A summary of the key barriers highlighted, along with solutions discussed is presented here. Firstly, it was acknowledged that a lack of outdoor knowledge, experience and training within the wider Muslim community is a key barrier. It was agreed that sustained work needs to be done by the several grassroots organisations present at the conference and also many others not present in order to change this situation. Secondly, female-specific issues were raised such as some women feeling more comfortable participating in all-female group activities, and other women suggesting for increased usage of the local and regional green spaces. It was also revealed that all-female events had previously been run and the BMC can certainly facilitate this again.
Thirdly, participating in the outdoors was regarded as outside of many people’s comfort zones and abilities and therefore work needed to be done to change the mainstream societal perception to a more positive can-do attitude with regards to mountainous terrain and national parks. Fourthly, a distinct lack of role models was cited as a barrier, with too few local role models existing from previous projects to feasibly help the growing communities.
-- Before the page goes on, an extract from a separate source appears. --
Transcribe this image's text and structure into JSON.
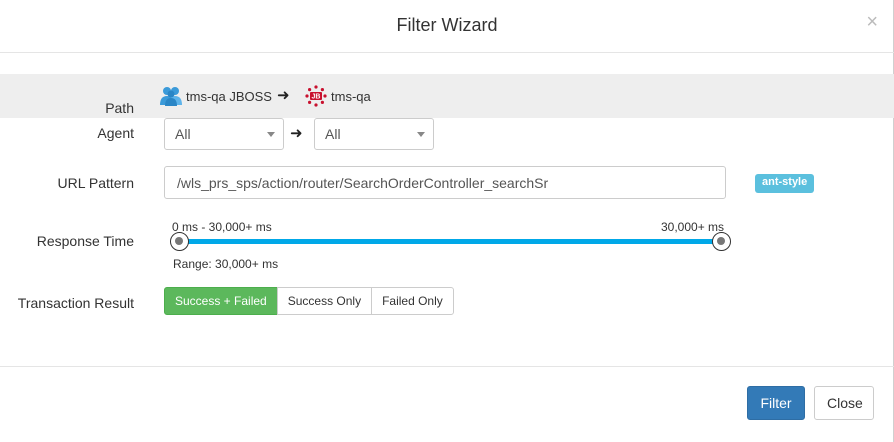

Finally, cost was raised as a factor obstructing ease of accessibility into the outdoors. Regarding the latter two points, Carey Davies highlighted that funding would be available through an upcoming BMC-funded scheme aimed specifically at training potential outdoor leaders from BAME youth and community groups to pro-actively encourage participation in outdoor sports within their respective communities.
To finish off the conference, Dr Chamu Kuppuswamy (Lecturer in Law from Sheffield University) shared her story of overcoming barriers to BAME participation in the outdoors. She gave an inspiring account of her work with a community of traditional Indian dancers in the Peak District, for which she recently won the UK National Parks Volunteers Award.
To conclude, this event demonstrated the commitment of the BMC to increasing minority recruitment to the outdoors. The conference certainly achieved its objectives and more – a number of barriers and potential solutions were discussed and the feedback showed that several delegates were inspired to expand and enhance their activities. The feedback also revealed that many found the breaks a great opportunity to network with each other, share ideas and also to find out more about what had already been happening within the region. A number of delegates commented that they had thought much of the outdoors was outside of the reach of the Muslim community, but that the conference helped them to realise this was certainly not the case and that, with a little guidance in the right direction, the outdoors is within everyone’s grasp.
Indeed, the head teacher of the school that hosted the conference was inspired by the conference to give an impromptu speech to the delegates encouraging them to return and help provide outdoor opportunities for the pupils of the school. In the same way that today’s children are destined to inherit the future, it is hoped this conference will simultaneously act as a catalyst to develop the next generation of outdoor leaders from minority communities.
Yassar Mustafa, BMC Equity Steering Group